The simplest way to do the breathing line exercise is with pencil. Most of us are familiar with this medium, so it’s a good place to start.

What you need:

  • A soft pencil, at least a 2B. A 4B or a 6B will be fine too, but much harder than that and the tendency is to press harder to make a mark. We want our pencils to glide, not stutter
  • Fine sandpaper and a sharp knife
  • Cartridge paper – an ordinary sketch pad is fine

How to do it:

This exercise should be approached almost like a meditation. It should not be rushed.

Focus on every line. Become each line as you draw it. It’s better to draw a single line with complete focus than to rush across the paper and produce a mess, learning nothing.

It’s a good idea to take a few calming breaths before you start.

Sitting and posture

I recommend sitting at a table or cross-legged on the floor on a cushion, with a desk easel in front of you.
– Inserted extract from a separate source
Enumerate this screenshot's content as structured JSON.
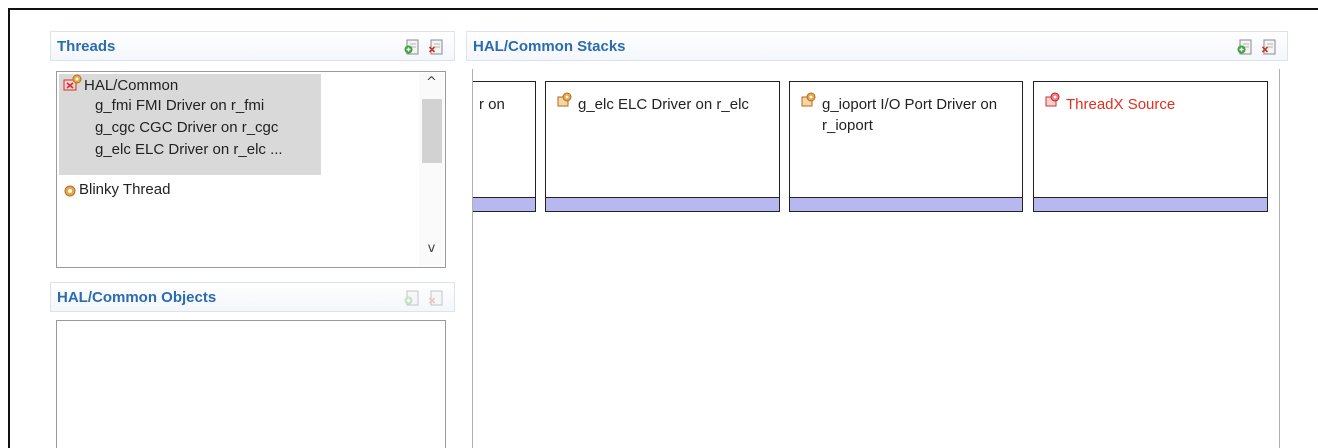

Make sure you are in a comfortable but relaxed position, with your back fairly straight. If possible, have your drawing surface angled slightly towards you.

Ensure that you have room to draw from your shoulder. Move your arm right across the paper in front of you a few times to ensure the movement of your arm is unobstructed.

Prepare your drawing tool

Pencil: If you’re drawing with a pencil, remember to use a soft one, 2B or softer. Sharpen the pencil with a knife and leave a long lead. Flatten the tip with sandpaper so that you have a broad, flat end at about 45 degrees. This will give you a wide, smooth line.

Now take a few deep, relaxing breaths.

Start drawing

  1. Starting at the upper left of your paper (perhaps start at the upper right if you’re left handed) draw a line downwards, pulling your hand towards your body as smoothly as you can.
  2. Pull your arm back from the shoulder. Move your whole upper body, rocking gently backward as your hand travels down the paper if you like.
  3. Keep your wrist loose, but don’t flex it. Rest the edge of your hand lightly on the paper to keep your hand steady.
  4. As you draw the first line with a downstroke, breath in slowly. Stop the line when you’ve completed your breath.
  5. Move your hand a little to the right. Now push your hand away from you, drawing another line. Exhale with the upstroke.
  6. The length of the lines will depend on how long you can comfortably breathe for. Don’t strain your breath or try to hold it. Comfort is key.
  7. Now draw another line down towards you, breathing in.
  8. As you draw, try to have complete focus in the lines. Let each line become your world. Try to make them as straight as you can. Keeping your eye on the space between the lines can help to keep them even.
  9. Continue until you’ve reached the other side of the paper.

In the next stage of this exercise, we’ll be doing the same thing with charcoal. The lines we’ll learn to produce this way will be used in our first design exercises.

Proceed to the next stage.